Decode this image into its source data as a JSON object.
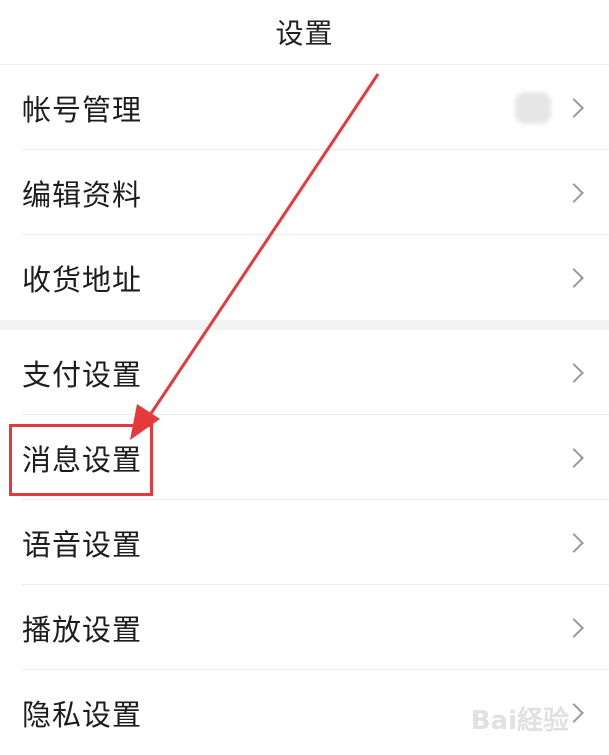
{
  "header": {
    "title": "设置"
  },
  "group1": [
    {
      "label": "帐号管理"
    },
    {
      "label": "编辑资料"
    },
    {
      "label": "收货地址"
    }
  ],
  "group2": [
    {
      "label": "支付设置"
    },
    {
      "label": "消息设置"
    },
    {
      "label": "语音设置"
    },
    {
      "label": "播放设置"
    },
    {
      "label": "隐私设置"
    }
  ],
  "watermark": "Bai経验",
  "colors": {
    "annotation": "#e53a3a"
  }
}
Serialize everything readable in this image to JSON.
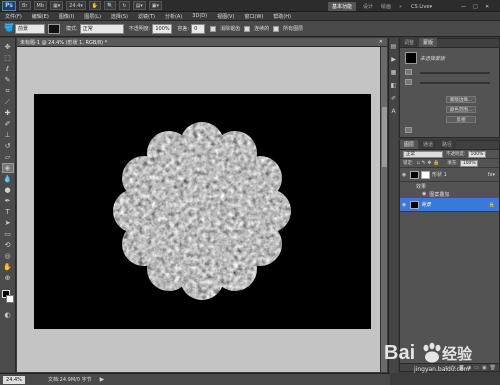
{
  "topbar": {
    "logo": "Ps",
    "zoom": "24.4",
    "workspace": "基本功能",
    "cs_live": "CS Live"
  },
  "menu": [
    "文件(F)",
    "编辑(E)",
    "图像(I)",
    "图层(L)",
    "选择(S)",
    "滤镜(T)",
    "分析(A)",
    "3D(D)",
    "视图(V)",
    "窗口(W)",
    "帮助(H)"
  ],
  "options": {
    "mode_label": "模式:",
    "mode_value": "正常",
    "opacity_label": "不透明度:",
    "opacity_value": "100%",
    "feather_label": "容差:",
    "feather_value": "0",
    "antialias_label": "消除锯齿",
    "contiguous_label": "连续的",
    "alllayers_label": "所有图层",
    "preset": "前景"
  },
  "doc_tab": "未标题-1 @ 24.4% (形状 1, RGB/8) *",
  "status": {
    "zoom": "24.4%",
    "doc_info": "文档:24.9M/0 字节"
  },
  "masks_panel": {
    "tabs": [
      "调整",
      "蒙版"
    ],
    "label": "未选择蒙版",
    "buttons": [
      "蒙版边缘...",
      "颜色范围...",
      "反相"
    ]
  },
  "layers_panel": {
    "tabs": [
      "图层",
      "通道",
      "路径"
    ],
    "blend_mode": "正常",
    "opacity_label": "不透明度:",
    "opacity_value": "100%",
    "lock_label": "锁定:",
    "fill_label": "填充:",
    "fill_value": "100%",
    "layers": [
      {
        "name": "形状 1",
        "selected": false
      },
      {
        "name": "效果",
        "selected": false,
        "effect": true
      },
      {
        "name": "图案叠加",
        "selected": false,
        "effect": true
      },
      {
        "name": "背景",
        "selected": true
      }
    ]
  },
  "watermark": {
    "brand": "Bai",
    "brand2": "经验",
    "url": "jingyan.baidu.com"
  },
  "colors": {
    "canvas_bg": "#c4c4c4",
    "document": "#000000",
    "selection": "#3879d9"
  }
}
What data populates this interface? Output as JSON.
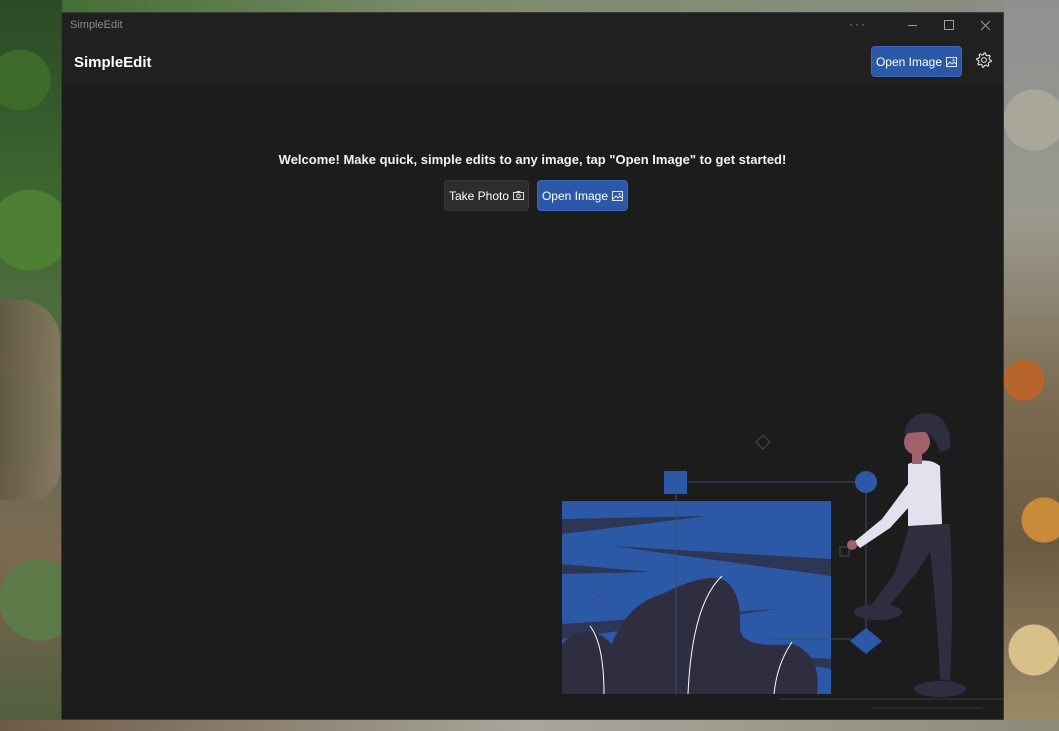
{
  "window": {
    "title": "SimpleEdit",
    "more_label": "···"
  },
  "appbar": {
    "app_name": "SimpleEdit",
    "open_image_label": "Open Image"
  },
  "main": {
    "welcome_text": "Welcome! Make quick, simple edits to any image, tap \"Open Image\" to get started!",
    "take_photo_label": "Take Photo",
    "open_image_label": "Open Image"
  },
  "icons": {
    "photo": "image-icon",
    "camera": "camera-icon",
    "settings": "gear-icon"
  },
  "colors": {
    "accent": "#2c58a8",
    "window_bg": "#1c1c1c",
    "illustration_blue": "#2c58a8",
    "illustration_dark": "#2f2e41"
  }
}
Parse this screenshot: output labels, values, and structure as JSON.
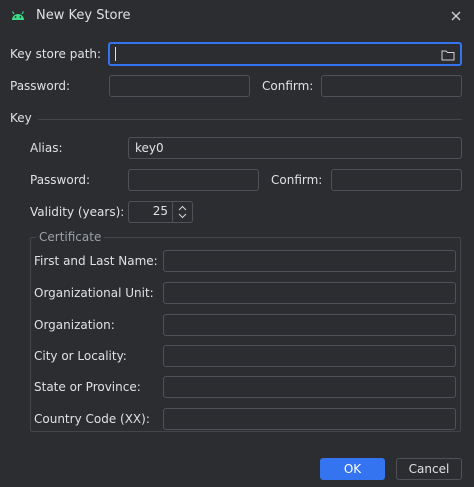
{
  "window": {
    "title": "New Key Store"
  },
  "keystore": {
    "path_label": "Key store path:",
    "path_value": "",
    "password_label": "Password:",
    "confirm_label": "Confirm:"
  },
  "key": {
    "section_label": "Key",
    "alias_label": "Alias:",
    "alias_value": "key0",
    "password_label": "Password:",
    "confirm_label": "Confirm:",
    "validity_label": "Validity (years):",
    "validity_value": "25"
  },
  "certificate": {
    "title": "Certificate",
    "fields": [
      {
        "label": "First and Last Name:",
        "value": ""
      },
      {
        "label": "Organizational Unit:",
        "value": ""
      },
      {
        "label": "Organization:",
        "value": ""
      },
      {
        "label": "City or Locality:",
        "value": ""
      },
      {
        "label": "State or Province:",
        "value": ""
      },
      {
        "label": "Country Code (XX):",
        "value": ""
      }
    ]
  },
  "buttons": {
    "ok": "OK",
    "cancel": "Cancel"
  },
  "colors": {
    "background": "#2b2d30",
    "accent": "#3574f0",
    "android_green": "#3ddc84"
  },
  "icons": {
    "window": "android-icon",
    "close": "close-icon",
    "browse": "folder-icon",
    "spinner": "up-down-arrows-icon"
  }
}
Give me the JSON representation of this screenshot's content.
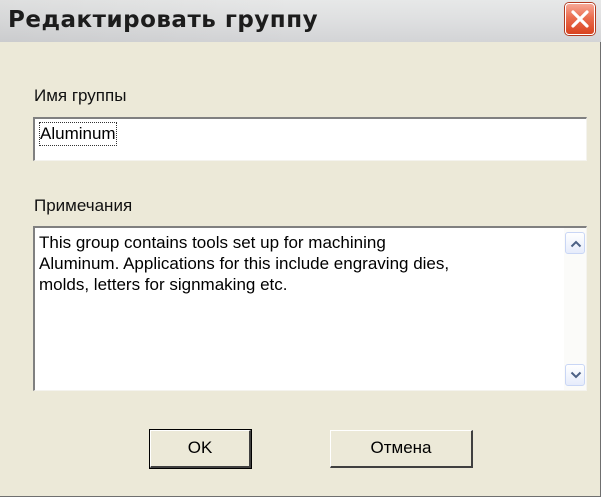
{
  "dialog": {
    "title": "Редактировать группу",
    "close_icon": "close-icon"
  },
  "name_field": {
    "label": "Имя группы",
    "value": "Aluminum"
  },
  "notes_field": {
    "label": "Примечания",
    "value": "This group contains tools set up for machining\nAluminum. Applications for this include engraving dies,\nmolds, letters for signmaking etc."
  },
  "buttons": {
    "ok_label": "OK",
    "cancel_label": "Отмена"
  },
  "colors": {
    "dialog_bg": "#ece9d8",
    "close_button": "#e05a3a"
  }
}
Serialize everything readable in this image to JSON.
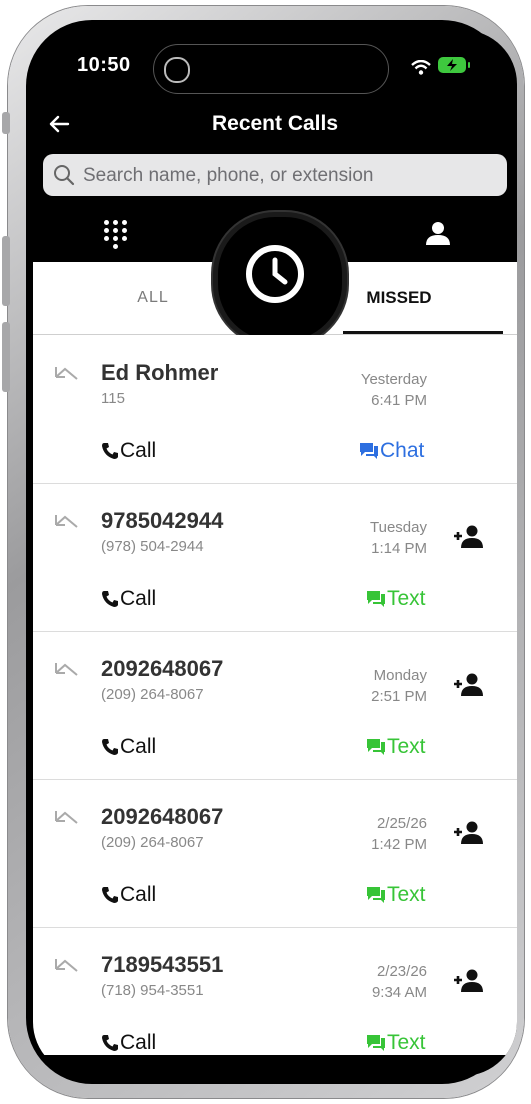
{
  "status_bar": {
    "time": "10:50"
  },
  "header": {
    "title": "Recent Calls",
    "back_icon": "arrow-left-icon"
  },
  "search": {
    "placeholder": "Search name, phone, or extension"
  },
  "tabs": {
    "all": "ALL",
    "missed": "MISSED",
    "active": "MISSED"
  },
  "colors": {
    "chat_blue": "#2d6fe0",
    "text_green": "#37c437",
    "header_black": "#000000"
  },
  "calls": [
    {
      "name": "Ed Rohmer",
      "number": "115",
      "day": "Yesterday",
      "time": "6:41 PM",
      "call_label": "Call",
      "message_label": "Chat",
      "message_type": "chat",
      "add_contact": false
    },
    {
      "name": "9785042944",
      "number": "(978) 504-2944",
      "day": "Tuesday",
      "time": "1:14 PM",
      "call_label": "Call",
      "message_label": "Text",
      "message_type": "text",
      "add_contact": true
    },
    {
      "name": "2092648067",
      "number": "(209) 264-8067",
      "day": "Monday",
      "time": "2:51 PM",
      "call_label": "Call",
      "message_label": "Text",
      "message_type": "text",
      "add_contact": true
    },
    {
      "name": "2092648067",
      "number": "(209) 264-8067",
      "day": "2/25/26",
      "time": "1:42 PM",
      "call_label": "Call",
      "message_label": "Text",
      "message_type": "text",
      "add_contact": true
    },
    {
      "name": "7189543551",
      "number": "(718) 954-3551",
      "day": "2/23/26",
      "time": "9:34 AM",
      "call_label": "Call",
      "message_label": "Text",
      "message_type": "text",
      "add_contact": true
    }
  ]
}
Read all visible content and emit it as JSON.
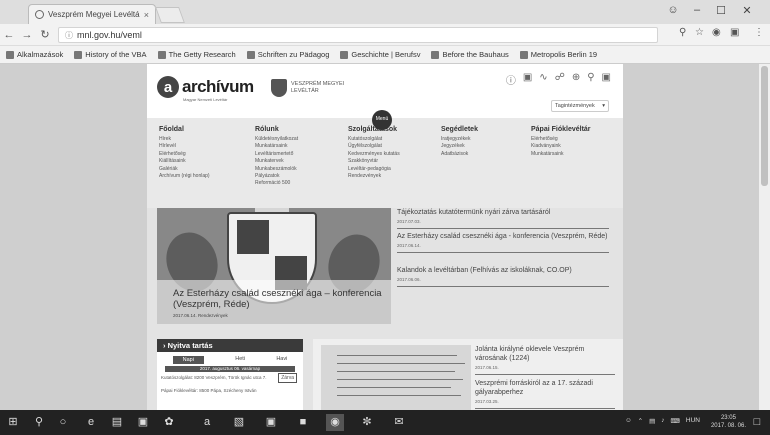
{
  "browser": {
    "tab_title": "Veszprém Megyei Levéltár",
    "tab_close": "×",
    "url": "mnl.gov.hu/veml",
    "window_controls": [
      "–",
      "☐",
      "✕"
    ],
    "bookmarks": [
      "Alkalmazások",
      "History of the VBA",
      "The Getty Research",
      "Schriften zu Pädagog",
      "Geschichte | Berufsv",
      "Before the Bauhaus",
      "Metropolis Berlin 19"
    ]
  },
  "header": {
    "logo_word": "archívum",
    "logo_sub": "Magyar Nemzeti Levéltár",
    "logo2": "VESZPRÉM MEGYEI LEVÉLTÁR",
    "menu_button": "Menü",
    "lang_select": "Tagintézmények"
  },
  "menu": {
    "columns": [
      {
        "title": "Főoldal",
        "items": [
          "Hírek",
          "Hírlevél",
          "Elérhetőség",
          "Kiállításaink",
          "Galériák",
          "Archívum (régi honlap)"
        ]
      },
      {
        "title": "Rólunk",
        "items": [
          "Küldetésnyilatkozat",
          "Munkatársaink",
          "Levéltárismertető",
          "Munkatervek",
          "Munkabeszámolók",
          "Pályázatok",
          "Reformáció 500"
        ]
      },
      {
        "title": "Szolgáltatások",
        "items": [
          "Kutatószolgálat",
          "Ügyfélszolgálat",
          "Kedvezményes kutatás",
          "Szakkönyvtár",
          "Levéltár-pedagógia",
          "Rendezvények"
        ]
      },
      {
        "title": "Segédletek",
        "items": [
          "Iratjegyzékek",
          "Jegyzékek",
          "Adatbázisok"
        ]
      },
      {
        "title": "Pápai Fióklevéltár",
        "items": [
          "Elérhetőség",
          "Kiadványaink",
          "Munkatársaink"
        ]
      }
    ]
  },
  "hero": {
    "title": "Az Esterházy család csesznéki ága – konferencia (Veszprém, Réde)",
    "date": "2017.06.14. Rendezvények"
  },
  "news": [
    {
      "title": "Tájékoztatás kutatótermünk nyári zárva tartásáról",
      "date": "2017.07.03."
    },
    {
      "title": "Az Esterházy család csesznéki ága - konferencia (Veszprém, Réde)",
      "date": "2017.06.14."
    },
    {
      "title": "Kalandok a levéltárban (Felhívás az iskoláknak, CO.OP)",
      "date": "2017.06.06."
    }
  ],
  "hours": {
    "title": "Nyitva tartás",
    "tabs": [
      "Napi",
      "Heti",
      "Havi"
    ],
    "date": "2017. augusztus 06. vasárnap",
    "rows": [
      {
        "text": "Kutatószolgálat: 8200 Veszprém, Török Ignác utca 7.",
        "status": "Zárva"
      },
      {
        "text": "Pápai Fióklevéltár: 8500 Pápa, Szécheny István",
        "status": ""
      }
    ]
  },
  "doc_news": [
    {
      "title": "Jolánta királyné oklevele Veszprém városának (1224)",
      "date": "2017.06.15."
    },
    {
      "title": "Veszprémi forráskiról az a 17. századi gályarabperhez",
      "date": "2017.03.25."
    }
  ],
  "taskbar": {
    "lang": "HUN",
    "time": "23:05",
    "date": "2017. 08. 06."
  }
}
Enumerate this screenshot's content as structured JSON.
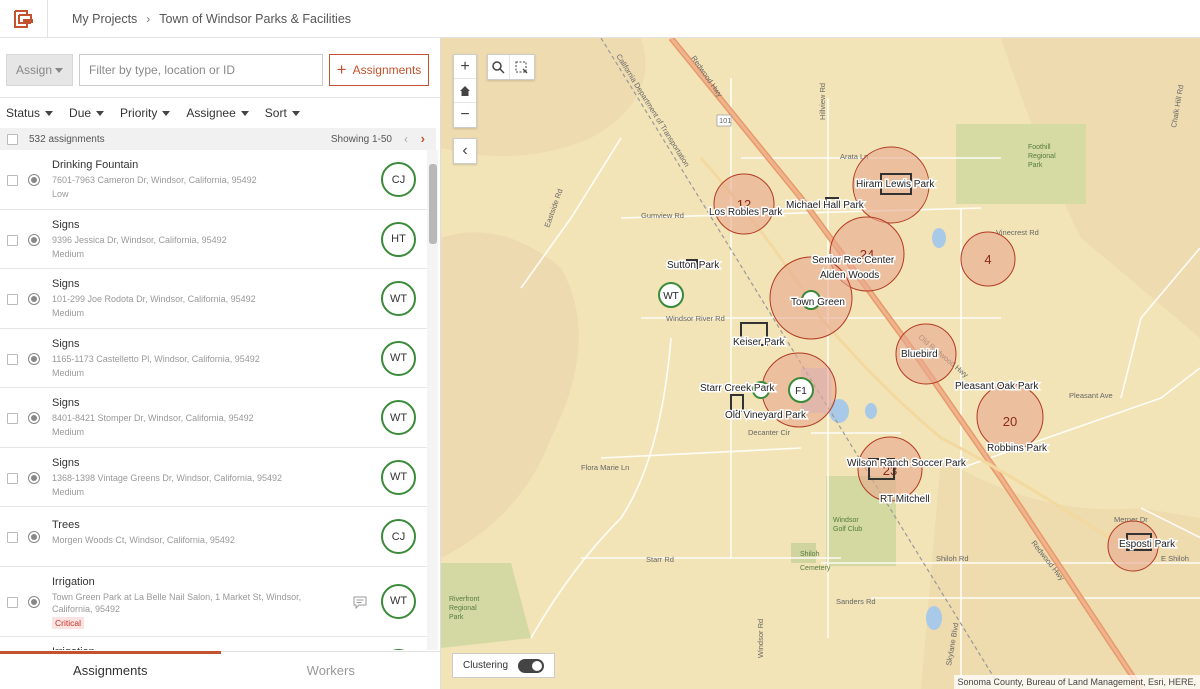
{
  "header": {
    "breadcrumbs": [
      "My Projects",
      "Town of Windsor Parks & Facilities"
    ],
    "logo_icon": "workforce-logo-icon"
  },
  "toolbar": {
    "assign_label": "Assign",
    "filter_placeholder": "Filter by type, location or ID",
    "add_button_label": "Assignments"
  },
  "filters": [
    "Status",
    "Due",
    "Priority",
    "Assignee",
    "Sort"
  ],
  "list_header": {
    "count": "532 assignments",
    "showing": "Showing 1-50"
  },
  "assignments": [
    {
      "type": "Drinking Fountain",
      "address": "7601-7963 Cameron Dr, Windsor, California, 95492",
      "priority": "Low",
      "worker": "CJ"
    },
    {
      "type": "Signs",
      "address": "9396 Jessica Dr, Windsor, California, 95492",
      "priority": "Medium",
      "worker": "HT"
    },
    {
      "type": "Signs",
      "address": "101-299 Joe Rodota Dr, Windsor, California, 95492",
      "priority": "Medium",
      "worker": "WT"
    },
    {
      "type": "Signs",
      "address": "1165-1173 Castelletto Pl, Windsor, California, 95492",
      "priority": "Medium",
      "worker": "WT"
    },
    {
      "type": "Signs",
      "address": "8401-8421 Stomper Dr, Windsor, California, 95492",
      "priority": "Medium",
      "worker": "WT"
    },
    {
      "type": "Signs",
      "address": "1368-1398 Vintage Greens Dr, Windsor, California, 95492",
      "priority": "Medium",
      "worker": "WT"
    },
    {
      "type": "Trees",
      "address": "Morgen Woods Ct, Windsor, California, 95492",
      "priority": "",
      "worker": "CJ"
    },
    {
      "type": "Irrigation",
      "address": "Town Green Park at La Belle Nail Salon, 1 Market St, Windsor,",
      "address2": "California, 95492",
      "priority": "Critical",
      "worker": "WT",
      "comment_icon": "comment-icon"
    },
    {
      "type": "Irrigation",
      "address": "",
      "priority": "",
      "worker": ""
    }
  ],
  "tabs": {
    "assignments": "Assignments",
    "workers": "Workers"
  },
  "map": {
    "clustering_label": "Clustering",
    "clustering_on": true,
    "attribution": "Sonoma County, Bureau of Land Management, Esri, HERE,",
    "clusters": [
      "12",
      "24",
      "4",
      "20",
      "23"
    ],
    "place_labels": [
      "Hiram Lewis Park",
      "Los Robles Park",
      "Michael Hall Park",
      "Senior Rec Center",
      "Alden Woods",
      "Sutton Park",
      "Town Green",
      "Keiser Park",
      "Bluebird",
      "Starr Creek Park",
      "Old Vineyard Park",
      "Pleasant Oak Park",
      "Robbins Park",
      "Wilson Ranch Soccer Park",
      "RT Mitchell",
      "Esposti Park"
    ],
    "workers": [
      "WT",
      "F1"
    ],
    "road_labels": [
      "Arata Ln",
      "Gumview Rd",
      "Vinecrest Rd",
      "Windsor River Rd",
      "Pleasant Ave",
      "Decanter Cir",
      "Flora Marie Ln",
      "Starr Rd",
      "Shiloh Rd",
      "Sanders Rd",
      "Merner Dr",
      "E Shiloh",
      "Hillview Rd",
      "Eastside Rd",
      "Chalk Hill Rd",
      "Windsor Rd",
      "Skylane Blvd",
      "Redwood Hwy",
      "101",
      "Foothill Regional Park",
      "Riverfront Regional Park",
      "Windsor Golf Club",
      "Shiloh Cemetery",
      "Old Redwood Hwy",
      "California Department of Transportation"
    ]
  },
  "colors": {
    "accent": "#c3522e",
    "worker_ring": "#3a8a3a",
    "cluster_fill": "#e7a98f",
    "cluster_stroke": "#b23a22"
  }
}
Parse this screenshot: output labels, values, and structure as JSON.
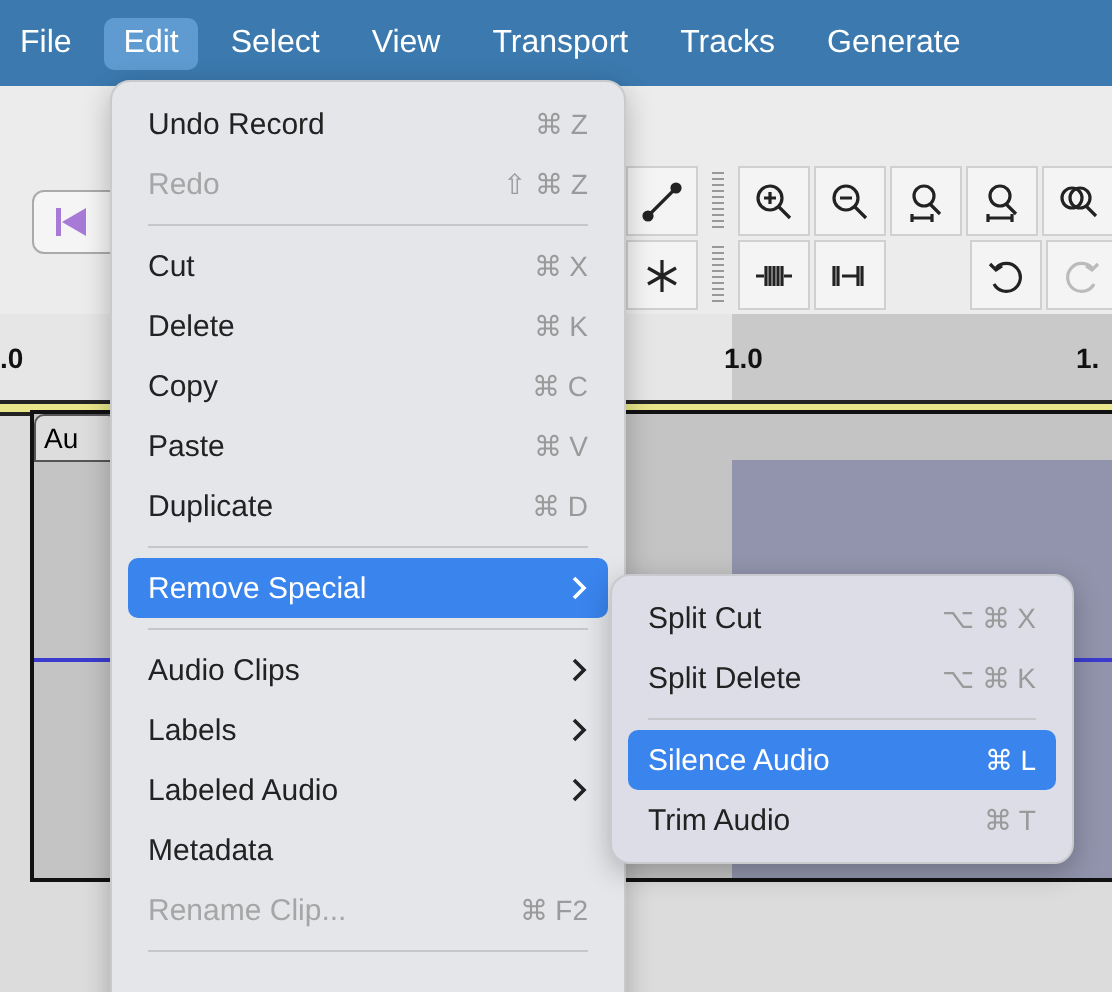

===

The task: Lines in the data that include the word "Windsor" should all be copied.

Exercise answer:
      "Town of Windsor Parks & Facilities"
      "address": "7601-7963 Cameron Dr, Windsor, California, 95492",
      "address": "9396 Jessica Dr, Windsor, California, 95492",
      "address": "101-299 Joe Rodota Dr, Windsor, California, 95492",
      "address": "1165-1173 Castelletto Pl, Windsor, California, 95492",
      "address": "8401-8421 Stomper Dr, Windsor, California, 95492",
      "address": "1368-1398 Vintage Greens Dr, Windsor, California, 95492",
      "address": "Morgen Woods Ct, Windsor, California, 95492",
      "address": "Town Green Park at La Belle Nail Salon, 1 Market St, Windsor,",
      "Windsor River Rd",
      "Windsor Rd",
      "Windsor Golf Club",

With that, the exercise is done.